Each year the convention begins with the opening ceremony on the Friday evening—generally characterised by weekend and gold-pass holders gathering in the foyer of the Convention Centre for up to a couple of hours before the doors open. This year was the first year I attended the opening ceremony. We were introduced to the organisers, volunteers, special guests, and the spirit of AVCon with a skit which blurred the lines of dream and reality. The special guests for 2018 included Major Sam, Spike Spencer, Vera Chimera, Neil Kaplan, Beke, and Knitemaya who were all involved in panels across the weekend. The ceremony was followed by a screening of Ready Player One in conjunction with Hybrid World Adelaide.

With Saturday morning came a rush of people flocking in to enjoy the weekend. In the gaming hall there was a mixture of free-play and indie games, as well as some of the weekend’s gaming tournaments (which were also held on the Sunday). In the Exhibitors Hall there was a selection of stalls selling official merchandise as well as stalls promoting Marion and City Libraries, HIDIVE streaming service, and CDW Studios. Beyond the hall was the chaos of Artist Alley. Downstairs you could find panels, special guests, and anime screenings from both HIDIVE and Madman.

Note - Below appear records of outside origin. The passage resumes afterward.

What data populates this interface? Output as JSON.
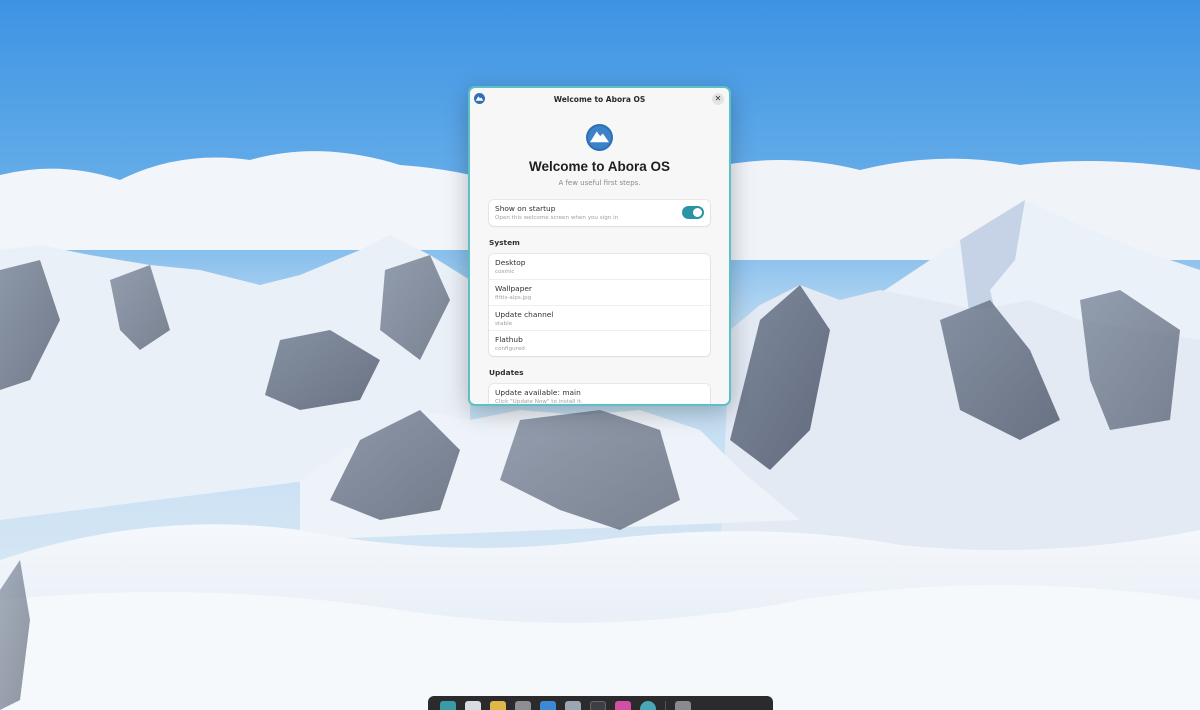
{
  "window": {
    "title": "Welcome to Abora OS",
    "close_glyph": "✕",
    "app_icon": "abora-logo-icon"
  },
  "hero": {
    "heading": "Welcome to Abora OS",
    "subtitle": "A few useful first steps."
  },
  "startup": {
    "label": "Show on startup",
    "description": "Open this welcome screen when you sign in",
    "enabled": true,
    "toggle_color": "#2a93a7"
  },
  "system": {
    "section_title": "System",
    "items": [
      {
        "label": "Desktop",
        "value": "cosmic"
      },
      {
        "label": "Wallpaper",
        "value": "fittis-alps.jpg"
      },
      {
        "label": "Update channel",
        "value": "stable"
      },
      {
        "label": "Flathub",
        "value": "configured"
      }
    ]
  },
  "updates": {
    "section_title": "Updates",
    "items": [
      {
        "label": "Update available: main",
        "value": "Click \"Update Now\" to install it."
      }
    ]
  },
  "dock": {
    "items": [
      {
        "name": "dock-launcher-icon",
        "color": "#3a9aa8"
      },
      {
        "name": "dock-workspaces-icon",
        "color": "#d9dde3"
      },
      {
        "name": "dock-apps-grid-icon",
        "color": "#e0b84a"
      },
      {
        "name": "dock-files-icon",
        "color": "#8e8e92"
      },
      {
        "name": "dock-folder-icon",
        "color": "#3b8ad6"
      },
      {
        "name": "dock-editor-icon",
        "color": "#9aa6b2"
      },
      {
        "name": "dock-terminal-icon",
        "color": "#3c3f46"
      },
      {
        "name": "dock-store-icon",
        "color": "#d14fa4"
      },
      {
        "name": "dock-settings-icon",
        "color": "#4aa7b8"
      },
      {
        "name": "dock-trash-icon",
        "color": "#8a8a8e"
      }
    ]
  },
  "colors": {
    "window_border": "#5cc0c4",
    "window_bg": "#f7f7f8",
    "accent": "#2a93a7"
  }
}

With the evening came the ever-popular quiz night with forty-nine tables competing for the prize and privilege of first place. Unfortunately, this year the quiz wasn’t as enjoyable as it has been in previous years with challenging questions and barely anything accessible to your non-gamer. Unfortunately, the winning team disappeared before they could claim their prize and their prize was passed on. I can only hope that next year’s questions will be better and more specific to avoid confusion and that next year’s winners will remain present.

The cosplay competition on Sunday was a wonderful display of talent from local and interstate cosplayers who cosplayed a range of people from games, anime, and pop-culture. Some had spent months on their costumes and others just a few sleepless days. One thing was consistent however, the attention to detail each cosplayer had for their costume, all doing a fantastic job of portraying their chosen character and their personalities. One highlight of the competition was seeing a Xenomorph come onto stage and break out into dance.

My highlight was, predictably, Artist Alley. I’ve always loved the scattering of stalls, the friendly faces, and familiar fan-art portraying characters I knew and didn’t, as well as those I’d long since forgotten. Artist Alley isn’t just fan art; Decay Comics, indie author Matt J. Pike (whose self-published book series Apocalypse: Diary of a Survivor is set in Adelaide), and Anthony Christou (a full time visual artist) stood out from the crowd by providing their own unique work. Artist Alley had a wide variety of products on offer ranging from prints and badges all the way to socks and scarves printed with original designs.

I’ve always found that AVCon is what you make of it. It is a wonderful place to engage with the gaming, cosplay, Lolita, and anime communities here in Adelaide. It’s also a place to meet new people and form life-long friendships. It offers a sense of belonging for people of all ages and celebrates the talents of video game enthusiasts. Overall I’ve always found it a friendly environment and would recommend getting a friend or two and heading in next year if you can afford it.


Words by Kayla Gaskell